Once there we sat and sweated for a while, and then we went back into the hot marble slab room. Hot and cold water splashed into little basins. Perched on the faucets were metal bowls that you used for pouring the water over yourself.
We hung out there for a while, talking about things like shaving and how to get yourself clean when using a Turkish toilet (without toilet paper). Eventually, a fully clothed guy came in and asked whether or not we wanted anything. He offered water. We said yes. He offered other beverages. We said no. He offered çig köfte, and finally I understood that this was the place at last. Although it wasn't as hot as the sauna, I was still sweating like crazy. On the opposite edge of the hot marble slab two guys in their forties or fifties were scrubbing dead skin off one another with a glove-shaped wash cloth. Adding çig köfte to this situation would have been disgusting.
To make things just a bit stranger, when the server guy came back with our water, he also brought a plate of lemon slices and insisted on feeding them to us with his fingertips. "He's hoping for a big tip," Savaş said.

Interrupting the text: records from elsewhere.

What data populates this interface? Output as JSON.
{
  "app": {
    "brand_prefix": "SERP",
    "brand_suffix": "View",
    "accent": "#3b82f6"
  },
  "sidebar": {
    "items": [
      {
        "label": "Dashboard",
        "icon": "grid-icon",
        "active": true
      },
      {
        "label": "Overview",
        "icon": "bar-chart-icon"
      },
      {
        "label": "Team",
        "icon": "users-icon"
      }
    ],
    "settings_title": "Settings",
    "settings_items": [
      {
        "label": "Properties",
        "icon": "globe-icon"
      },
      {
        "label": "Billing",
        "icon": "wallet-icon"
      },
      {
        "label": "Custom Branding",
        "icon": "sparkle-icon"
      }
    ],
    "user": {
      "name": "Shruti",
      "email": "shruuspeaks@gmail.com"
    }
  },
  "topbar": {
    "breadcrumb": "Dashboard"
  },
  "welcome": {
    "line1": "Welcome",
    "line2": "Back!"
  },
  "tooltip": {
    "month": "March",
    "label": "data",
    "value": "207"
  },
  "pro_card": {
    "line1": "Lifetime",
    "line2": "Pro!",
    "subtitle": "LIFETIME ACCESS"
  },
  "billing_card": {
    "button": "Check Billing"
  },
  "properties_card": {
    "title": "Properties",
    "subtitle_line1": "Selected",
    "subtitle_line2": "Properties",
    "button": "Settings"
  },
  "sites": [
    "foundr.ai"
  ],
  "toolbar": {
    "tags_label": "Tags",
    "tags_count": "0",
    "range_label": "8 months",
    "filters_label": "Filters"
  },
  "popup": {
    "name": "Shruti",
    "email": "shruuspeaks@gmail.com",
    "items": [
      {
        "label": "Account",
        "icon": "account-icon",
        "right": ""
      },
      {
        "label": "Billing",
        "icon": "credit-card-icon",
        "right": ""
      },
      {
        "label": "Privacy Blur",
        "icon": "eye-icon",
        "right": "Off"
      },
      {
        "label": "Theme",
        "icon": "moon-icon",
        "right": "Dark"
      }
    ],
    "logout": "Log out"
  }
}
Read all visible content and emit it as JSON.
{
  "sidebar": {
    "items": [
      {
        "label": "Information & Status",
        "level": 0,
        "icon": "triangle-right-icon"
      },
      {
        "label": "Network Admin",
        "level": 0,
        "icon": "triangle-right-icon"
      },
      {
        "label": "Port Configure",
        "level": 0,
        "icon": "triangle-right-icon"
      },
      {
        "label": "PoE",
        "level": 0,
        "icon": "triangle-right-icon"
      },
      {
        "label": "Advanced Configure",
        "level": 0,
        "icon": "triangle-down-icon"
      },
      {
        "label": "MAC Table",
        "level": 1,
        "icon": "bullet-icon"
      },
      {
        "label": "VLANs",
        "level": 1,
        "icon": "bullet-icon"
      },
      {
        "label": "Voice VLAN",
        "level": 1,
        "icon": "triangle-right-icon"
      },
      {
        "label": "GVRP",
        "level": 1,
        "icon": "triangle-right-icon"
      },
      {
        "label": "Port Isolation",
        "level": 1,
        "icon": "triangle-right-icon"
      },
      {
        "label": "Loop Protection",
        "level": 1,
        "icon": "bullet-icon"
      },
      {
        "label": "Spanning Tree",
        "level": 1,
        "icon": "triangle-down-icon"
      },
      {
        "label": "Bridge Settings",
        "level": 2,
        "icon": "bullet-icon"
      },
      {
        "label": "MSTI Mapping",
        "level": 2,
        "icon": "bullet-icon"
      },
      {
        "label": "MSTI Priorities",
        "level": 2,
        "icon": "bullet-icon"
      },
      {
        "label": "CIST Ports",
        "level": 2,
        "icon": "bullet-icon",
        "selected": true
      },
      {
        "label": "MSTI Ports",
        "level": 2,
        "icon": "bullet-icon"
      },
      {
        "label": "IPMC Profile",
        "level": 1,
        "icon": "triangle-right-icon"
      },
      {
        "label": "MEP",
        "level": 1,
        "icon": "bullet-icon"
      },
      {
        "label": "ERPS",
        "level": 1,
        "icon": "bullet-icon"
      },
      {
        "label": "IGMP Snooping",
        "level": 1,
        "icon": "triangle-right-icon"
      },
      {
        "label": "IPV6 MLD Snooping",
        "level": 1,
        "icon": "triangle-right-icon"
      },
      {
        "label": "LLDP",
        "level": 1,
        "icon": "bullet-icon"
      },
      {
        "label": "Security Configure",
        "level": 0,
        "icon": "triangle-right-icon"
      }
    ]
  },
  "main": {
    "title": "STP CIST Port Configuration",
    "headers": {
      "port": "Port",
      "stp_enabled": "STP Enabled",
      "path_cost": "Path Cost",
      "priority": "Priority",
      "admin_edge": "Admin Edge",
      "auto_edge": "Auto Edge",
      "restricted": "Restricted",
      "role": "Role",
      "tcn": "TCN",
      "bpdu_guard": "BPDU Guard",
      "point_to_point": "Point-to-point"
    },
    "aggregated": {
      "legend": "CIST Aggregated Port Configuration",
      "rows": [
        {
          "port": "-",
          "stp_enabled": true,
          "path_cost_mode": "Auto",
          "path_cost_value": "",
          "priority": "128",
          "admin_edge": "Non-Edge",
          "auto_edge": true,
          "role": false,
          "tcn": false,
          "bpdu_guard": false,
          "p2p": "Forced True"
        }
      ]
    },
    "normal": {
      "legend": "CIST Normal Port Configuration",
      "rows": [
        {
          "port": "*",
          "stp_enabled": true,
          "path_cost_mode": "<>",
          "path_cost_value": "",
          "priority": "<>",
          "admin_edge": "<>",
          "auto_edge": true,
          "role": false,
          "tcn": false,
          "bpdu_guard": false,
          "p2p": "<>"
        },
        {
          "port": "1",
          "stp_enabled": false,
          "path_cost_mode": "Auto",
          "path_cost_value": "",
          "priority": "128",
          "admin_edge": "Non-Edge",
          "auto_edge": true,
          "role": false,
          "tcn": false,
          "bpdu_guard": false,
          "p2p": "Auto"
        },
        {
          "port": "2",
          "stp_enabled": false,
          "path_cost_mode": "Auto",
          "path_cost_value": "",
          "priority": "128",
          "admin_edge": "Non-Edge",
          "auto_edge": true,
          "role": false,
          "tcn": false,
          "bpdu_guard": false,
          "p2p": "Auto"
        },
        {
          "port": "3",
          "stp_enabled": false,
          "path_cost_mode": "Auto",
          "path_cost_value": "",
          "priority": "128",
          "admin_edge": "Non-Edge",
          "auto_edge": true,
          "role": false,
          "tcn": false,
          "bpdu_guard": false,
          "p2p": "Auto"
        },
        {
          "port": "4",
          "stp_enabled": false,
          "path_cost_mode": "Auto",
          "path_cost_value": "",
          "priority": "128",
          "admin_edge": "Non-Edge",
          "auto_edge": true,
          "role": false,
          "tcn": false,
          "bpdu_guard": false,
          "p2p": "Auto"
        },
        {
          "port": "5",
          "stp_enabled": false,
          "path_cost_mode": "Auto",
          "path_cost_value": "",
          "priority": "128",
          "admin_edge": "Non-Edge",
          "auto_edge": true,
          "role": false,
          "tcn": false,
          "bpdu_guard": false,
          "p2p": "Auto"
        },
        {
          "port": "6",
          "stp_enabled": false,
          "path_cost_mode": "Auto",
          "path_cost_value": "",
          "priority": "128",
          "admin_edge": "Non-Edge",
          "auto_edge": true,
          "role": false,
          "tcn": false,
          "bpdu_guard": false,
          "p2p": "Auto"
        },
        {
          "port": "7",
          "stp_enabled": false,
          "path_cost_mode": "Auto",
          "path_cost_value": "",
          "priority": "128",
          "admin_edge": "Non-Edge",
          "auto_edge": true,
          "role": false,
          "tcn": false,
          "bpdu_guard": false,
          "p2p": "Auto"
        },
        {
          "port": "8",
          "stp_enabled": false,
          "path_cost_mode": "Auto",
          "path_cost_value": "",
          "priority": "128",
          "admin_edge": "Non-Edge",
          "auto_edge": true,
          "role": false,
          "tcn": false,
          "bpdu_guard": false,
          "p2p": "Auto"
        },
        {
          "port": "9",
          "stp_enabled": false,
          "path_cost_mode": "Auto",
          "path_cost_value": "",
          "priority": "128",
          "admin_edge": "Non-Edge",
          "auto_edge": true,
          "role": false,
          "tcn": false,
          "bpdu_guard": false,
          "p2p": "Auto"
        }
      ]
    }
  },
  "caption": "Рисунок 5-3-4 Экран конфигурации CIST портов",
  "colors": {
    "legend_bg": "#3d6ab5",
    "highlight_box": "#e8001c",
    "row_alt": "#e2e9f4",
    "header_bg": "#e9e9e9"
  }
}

Since we had arranged professional scrubs, we each got scrubbed by workers, one after another. Paul went first, and someone in our group had the ingenious idea for us all to sit in the room, about three feet from him, to watch the scrubbing take place. I appreciated getting an idea of what would be done to me. I did not, however, appreciate seeing these bluish rolls of dead skin coming off his arms.
When it was my turn, I laid on the flat marble slab, with my head on a hot water bottle. The professional scrubber scrubbed me down. He would sort of slap me on the back when it was time to turn over. In order to scrub me nearly everywhere, he had taken off my sari and turned it into a roll. This covered my butt when needed and my front side.

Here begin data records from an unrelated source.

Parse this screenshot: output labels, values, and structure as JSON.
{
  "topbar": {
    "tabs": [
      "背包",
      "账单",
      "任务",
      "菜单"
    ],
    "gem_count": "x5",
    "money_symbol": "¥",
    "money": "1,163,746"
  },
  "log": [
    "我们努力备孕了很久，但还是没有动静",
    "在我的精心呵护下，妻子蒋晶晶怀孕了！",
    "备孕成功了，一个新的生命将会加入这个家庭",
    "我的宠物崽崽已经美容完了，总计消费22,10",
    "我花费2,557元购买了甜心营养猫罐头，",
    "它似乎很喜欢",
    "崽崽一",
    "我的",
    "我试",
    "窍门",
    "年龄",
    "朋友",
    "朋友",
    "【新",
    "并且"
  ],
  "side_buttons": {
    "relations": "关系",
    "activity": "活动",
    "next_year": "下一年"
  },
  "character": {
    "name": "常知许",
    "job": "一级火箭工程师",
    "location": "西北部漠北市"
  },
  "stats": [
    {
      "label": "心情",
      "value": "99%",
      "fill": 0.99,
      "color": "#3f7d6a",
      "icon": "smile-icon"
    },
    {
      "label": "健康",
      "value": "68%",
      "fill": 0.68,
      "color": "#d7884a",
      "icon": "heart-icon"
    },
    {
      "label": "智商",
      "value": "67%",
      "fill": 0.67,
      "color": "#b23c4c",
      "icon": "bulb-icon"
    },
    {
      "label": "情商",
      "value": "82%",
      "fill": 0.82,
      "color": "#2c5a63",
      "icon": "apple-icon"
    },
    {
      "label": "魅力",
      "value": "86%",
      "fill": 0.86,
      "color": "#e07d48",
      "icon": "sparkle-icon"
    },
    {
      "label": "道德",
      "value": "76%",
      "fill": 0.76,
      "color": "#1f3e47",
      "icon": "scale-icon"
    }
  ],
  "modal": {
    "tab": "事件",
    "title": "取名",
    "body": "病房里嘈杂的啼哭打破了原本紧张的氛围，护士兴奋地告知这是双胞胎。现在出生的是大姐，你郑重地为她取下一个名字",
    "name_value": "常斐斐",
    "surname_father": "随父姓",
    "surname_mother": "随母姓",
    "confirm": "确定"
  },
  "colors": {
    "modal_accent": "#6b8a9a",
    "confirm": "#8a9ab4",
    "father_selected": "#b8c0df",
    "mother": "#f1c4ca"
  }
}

We each opted for massage that followed the initial scrub, and it was more like a full-body shampooing at first. The soapy cloth he used felt like a jellyfish with steel-wool tentacles that swam across my back. Following this, he gave me a massage, and somehow knew to focus on my crazy tight quads and the golf course-like mounds of knots in my back. I groaned with pain when he jabbed his elbows into these spots. Some stupid bit of macho-ness had kicked in, and I didn't want to tell him to ease off.
Following our scrubs, it was time to wind down. We wandered back into the first room that we had seen, the one with the seventies chairs. There, we leaned forward while different worker guys rubbed cologne on our backs and our chests. I opted out of having them rub cologne all over my arms and face because eczema is my arch-nemesis. Then they used towels to wrap up our shoulders and heads in such a way that we all looked like kids in a nativity play. It was time for some pictures, which I have yet to receive.
Following the hamam, we went out for dinner where we ordered Adana kebabs and iskender, followed by künefe for dessert. The latter is deep fried hot cheese covered in pastry crumbs with cream and a sprinkle of pistachio-nut-dust on top. Delicious.
As we walked back to the car, Paul and I were a little ahead of the others. By then the haze and the magic was wearing off. We were full of food, and the heat of the hamam, that which we still held in our bodies, was dissipating into the night. I was thinking about the order in which I'd drop everyone off. Shops were closing down and everything was getting darker except for the bridal boutique that shown brightly at the corner where my car was parked. Paul looked at me then and said exactly what I wanted to hear: "I could really go for a beer."
We dropped the other three guys off, and when we got back to my place, we coincidently found Jena hanging out with Paul's girlfriend Cece. We cracked open a couple beers, and the girls forced us to tell them everything. "Details," they said, "more details. What the hell were you guys doing. You were gone for such a long time."